# [DIRECTIONS]
The answer must reproduce every record exactly, with all pictures omitted.

<<<<

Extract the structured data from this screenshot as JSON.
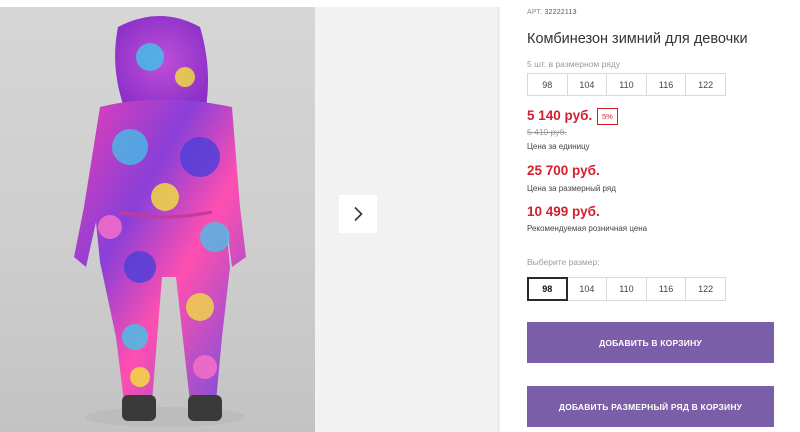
{
  "gallery": {
    "image_alt": "Комбинезон зимний для девочки",
    "next_icon": "chevron-right-icon"
  },
  "product": {
    "article_label": "АРТ.",
    "article_value": "32222113",
    "title": "Комбинезон зимний для девочки",
    "pack_label": "5 шт. в размерном ряду",
    "pack_sizes": [
      "98",
      "104",
      "110",
      "116",
      "122"
    ],
    "price_unit": "5 140 руб.",
    "discount": "5%",
    "old_price": "5 410 руб.",
    "price_unit_note": "Цена за единицу",
    "price_row": "25 700 руб.",
    "price_row_note": "Цена за размерный ряд",
    "price_retail": "10 499 руб.",
    "price_retail_note": "Рекомендуемая розничная цена",
    "choose_size_label": "Выберите размер:",
    "size_options": [
      "98",
      "104",
      "110",
      "116",
      "122"
    ],
    "selected_size": "98"
  },
  "actions": {
    "add_to_cart": "ДОБАВИТЬ В КОРЗИНУ",
    "add_row_to_cart": "ДОБАВИТЬ РАЗМЕРНЫЙ РЯД В КОРЗИНУ"
  },
  "colors": {
    "accent": "#7a5ea7",
    "price": "#d31f2e"
  }
}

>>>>

# [RESPONSE FOR THIS EXERCISE]
Extract the structured data from this screenshot as JSON.
{
  "gallery": {
    "image_alt": "Комбинезон зимний для девочки",
    "next_icon": "chevron-right-icon"
  },
  "product": {
    "article_label": "АРТ.",
    "article_value": "32222113",
    "title": "Комбинезон зимний для девочки",
    "pack_label": "5 шт. в размерном ряду",
    "pack_sizes": [
      "98",
      "104",
      "110",
      "116",
      "122"
    ],
    "price_unit": "5 140 руб.",
    "discount": "5%",
    "old_price": "5 410 руб.",
    "price_unit_note": "Цена за единицу",
    "price_row": "25 700 руб.",
    "price_row_note": "Цена за размерный ряд",
    "price_retail": "10 499 руб.",
    "price_retail_note": "Рекомендуемая розничная цена",
    "choose_size_label": "Выберите размер:",
    "size_options": [
      "98",
      "104",
      "110",
      "116",
      "122"
    ],
    "selected_size": "98"
  },
  "actions": {
    "add_to_cart": "ДОБАВИТЬ В КОРЗИНУ",
    "add_row_to_cart": "ДОБАВИТЬ РАЗМЕРНЫЙ РЯД В КОРЗИНУ"
  },
  "colors": {
    "accent": "#7a5ea7",
    "price": "#d31f2e"
  }
}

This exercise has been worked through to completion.